The Islamic militant group Hamas is trying to re-establish control of the Gaza Strip after a devastating three-week war with Israel. Meanwhile, Israel is concerned about allegations of war crimes, saying it will offer legal protection to soldiers.

The Hamas government has reopened for business in Gaza, though most of its offices were bombed by Israel. So officials set up tables in the rubble or worked from their cars.

Hamas plans to distribute $52 million  in aid to Palestinians who lost family members or whose homes were damaged in the war. But that is a fraction of what is needed to rebuild Gaza.

"The reconstruction and redevelopment of Gaza is something that will take years and years and billions and billions of dollars," Holmes said.

John Holmes is the United Nations Under-Secretary-General for Humanitarian Affairs.

"There are areas where the destruction is very widespread, both of public infrastructure, an industrial site I saw that had been completely and systematically flattened, and other damage to residential areas, as well. So, it was a shocking sight in many places, and that underlines the depths of the humanitarian needs we need to address," Holmes said.
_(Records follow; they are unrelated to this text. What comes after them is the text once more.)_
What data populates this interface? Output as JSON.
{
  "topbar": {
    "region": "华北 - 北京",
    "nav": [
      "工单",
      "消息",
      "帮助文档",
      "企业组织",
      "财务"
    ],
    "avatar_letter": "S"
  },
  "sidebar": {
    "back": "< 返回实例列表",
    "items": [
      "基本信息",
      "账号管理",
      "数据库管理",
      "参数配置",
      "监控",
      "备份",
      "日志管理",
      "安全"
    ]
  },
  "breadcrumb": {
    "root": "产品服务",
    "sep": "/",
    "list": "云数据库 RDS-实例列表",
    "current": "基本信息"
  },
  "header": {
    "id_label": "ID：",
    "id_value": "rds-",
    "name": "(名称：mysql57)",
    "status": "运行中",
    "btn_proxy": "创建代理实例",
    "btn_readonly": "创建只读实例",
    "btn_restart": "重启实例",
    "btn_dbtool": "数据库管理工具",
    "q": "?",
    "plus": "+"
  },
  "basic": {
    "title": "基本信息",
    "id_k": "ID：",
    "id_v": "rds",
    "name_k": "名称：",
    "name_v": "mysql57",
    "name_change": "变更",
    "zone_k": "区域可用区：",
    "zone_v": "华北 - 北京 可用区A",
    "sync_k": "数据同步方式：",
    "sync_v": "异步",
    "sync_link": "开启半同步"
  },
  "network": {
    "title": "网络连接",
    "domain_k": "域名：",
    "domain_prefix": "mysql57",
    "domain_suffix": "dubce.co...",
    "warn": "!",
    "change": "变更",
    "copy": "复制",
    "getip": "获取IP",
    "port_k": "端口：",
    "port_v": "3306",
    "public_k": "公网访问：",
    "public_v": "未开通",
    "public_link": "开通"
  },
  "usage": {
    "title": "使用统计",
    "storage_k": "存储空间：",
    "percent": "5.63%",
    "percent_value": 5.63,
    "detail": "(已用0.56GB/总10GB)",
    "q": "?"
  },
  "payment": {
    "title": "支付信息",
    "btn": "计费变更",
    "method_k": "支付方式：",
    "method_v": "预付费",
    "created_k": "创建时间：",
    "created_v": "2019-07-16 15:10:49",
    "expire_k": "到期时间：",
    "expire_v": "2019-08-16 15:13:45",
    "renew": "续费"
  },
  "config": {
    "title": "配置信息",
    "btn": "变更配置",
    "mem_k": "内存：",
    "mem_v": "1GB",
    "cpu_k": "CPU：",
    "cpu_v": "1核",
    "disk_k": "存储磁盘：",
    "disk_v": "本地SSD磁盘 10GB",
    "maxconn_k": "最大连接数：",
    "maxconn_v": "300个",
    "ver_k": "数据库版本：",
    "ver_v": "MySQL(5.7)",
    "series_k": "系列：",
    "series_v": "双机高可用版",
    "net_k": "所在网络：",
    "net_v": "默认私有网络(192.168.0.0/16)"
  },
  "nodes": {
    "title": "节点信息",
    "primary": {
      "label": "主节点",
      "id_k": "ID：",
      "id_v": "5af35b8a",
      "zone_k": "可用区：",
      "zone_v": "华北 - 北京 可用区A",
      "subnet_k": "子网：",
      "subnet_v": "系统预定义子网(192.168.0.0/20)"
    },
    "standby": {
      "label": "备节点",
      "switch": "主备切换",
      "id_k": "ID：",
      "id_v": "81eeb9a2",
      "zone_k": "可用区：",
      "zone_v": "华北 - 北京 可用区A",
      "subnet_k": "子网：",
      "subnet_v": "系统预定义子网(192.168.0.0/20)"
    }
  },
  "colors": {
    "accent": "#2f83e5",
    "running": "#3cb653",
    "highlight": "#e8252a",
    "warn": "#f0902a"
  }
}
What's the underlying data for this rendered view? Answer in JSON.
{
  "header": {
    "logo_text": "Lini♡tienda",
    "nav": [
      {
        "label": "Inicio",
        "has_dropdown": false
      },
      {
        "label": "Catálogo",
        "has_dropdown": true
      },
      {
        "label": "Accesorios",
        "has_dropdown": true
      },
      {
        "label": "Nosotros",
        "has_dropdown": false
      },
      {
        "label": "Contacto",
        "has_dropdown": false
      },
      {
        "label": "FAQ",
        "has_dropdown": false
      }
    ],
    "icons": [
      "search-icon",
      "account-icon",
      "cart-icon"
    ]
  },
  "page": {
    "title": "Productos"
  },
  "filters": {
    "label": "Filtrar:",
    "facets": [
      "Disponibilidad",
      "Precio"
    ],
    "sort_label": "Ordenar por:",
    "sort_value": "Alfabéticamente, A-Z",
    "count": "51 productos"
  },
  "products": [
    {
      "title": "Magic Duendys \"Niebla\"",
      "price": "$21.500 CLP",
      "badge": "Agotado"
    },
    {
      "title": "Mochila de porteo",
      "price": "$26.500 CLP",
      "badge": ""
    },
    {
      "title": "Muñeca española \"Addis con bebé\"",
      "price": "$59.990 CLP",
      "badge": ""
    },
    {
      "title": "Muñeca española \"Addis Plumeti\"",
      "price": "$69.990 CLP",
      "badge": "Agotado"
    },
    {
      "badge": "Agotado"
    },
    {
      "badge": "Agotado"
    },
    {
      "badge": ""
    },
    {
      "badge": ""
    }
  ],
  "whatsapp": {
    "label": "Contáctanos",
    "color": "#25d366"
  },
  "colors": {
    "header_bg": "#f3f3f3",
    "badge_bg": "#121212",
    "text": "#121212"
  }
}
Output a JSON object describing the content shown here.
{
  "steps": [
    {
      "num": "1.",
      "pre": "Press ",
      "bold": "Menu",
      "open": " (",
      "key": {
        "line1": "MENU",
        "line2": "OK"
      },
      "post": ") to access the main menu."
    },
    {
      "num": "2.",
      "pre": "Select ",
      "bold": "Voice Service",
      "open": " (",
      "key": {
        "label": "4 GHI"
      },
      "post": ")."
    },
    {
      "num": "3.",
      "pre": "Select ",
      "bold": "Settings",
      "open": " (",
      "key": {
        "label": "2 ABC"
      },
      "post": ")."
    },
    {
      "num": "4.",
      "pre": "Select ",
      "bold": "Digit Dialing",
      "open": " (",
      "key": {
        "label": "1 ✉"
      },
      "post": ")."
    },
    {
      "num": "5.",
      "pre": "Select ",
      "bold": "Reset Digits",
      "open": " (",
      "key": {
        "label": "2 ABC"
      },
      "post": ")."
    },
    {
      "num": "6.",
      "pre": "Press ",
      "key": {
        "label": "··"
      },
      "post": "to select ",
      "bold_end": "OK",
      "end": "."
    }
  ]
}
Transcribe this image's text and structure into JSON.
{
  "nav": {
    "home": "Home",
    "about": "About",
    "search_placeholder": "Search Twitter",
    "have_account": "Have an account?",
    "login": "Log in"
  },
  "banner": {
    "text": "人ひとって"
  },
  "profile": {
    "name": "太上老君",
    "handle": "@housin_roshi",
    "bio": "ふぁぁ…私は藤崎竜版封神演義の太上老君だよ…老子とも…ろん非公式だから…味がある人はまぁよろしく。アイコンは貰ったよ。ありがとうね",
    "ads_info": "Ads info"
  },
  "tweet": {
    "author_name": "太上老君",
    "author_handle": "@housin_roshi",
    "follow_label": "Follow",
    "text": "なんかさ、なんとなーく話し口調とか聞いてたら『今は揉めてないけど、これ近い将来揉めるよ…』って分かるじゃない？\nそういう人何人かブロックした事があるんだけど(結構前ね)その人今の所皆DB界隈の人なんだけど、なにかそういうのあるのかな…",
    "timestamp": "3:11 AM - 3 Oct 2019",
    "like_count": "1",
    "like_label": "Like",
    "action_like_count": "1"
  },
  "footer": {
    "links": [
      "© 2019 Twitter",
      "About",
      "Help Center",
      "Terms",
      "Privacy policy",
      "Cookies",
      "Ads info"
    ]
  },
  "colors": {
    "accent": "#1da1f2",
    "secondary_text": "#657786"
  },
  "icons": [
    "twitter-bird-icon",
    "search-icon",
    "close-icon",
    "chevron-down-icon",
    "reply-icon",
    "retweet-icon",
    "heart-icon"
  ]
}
The U.N. and European Union have accused Israel of excessive use of force in Gaza and some human rights groups are accusing Israel of war crimes. At the weekly Cabinet meeting in Jerusalem, Israeli Prime Minister Ehud Olmert promised military personnel state protection from foreign prosecution.

Mr. Olmert told the Cabinet that just as commanders and soldiers protected Israel with their bodies during the Gaza war, so the government of Israel would defend them.   

Israel says it undertook the offensive in Gaza to defend itself against Hamas rocket attacks.

U.S. diplomatic sources, meanwhile, say President Barack Obama is sending his Middle East envoy, former Senator George Mitchell, to the region this week.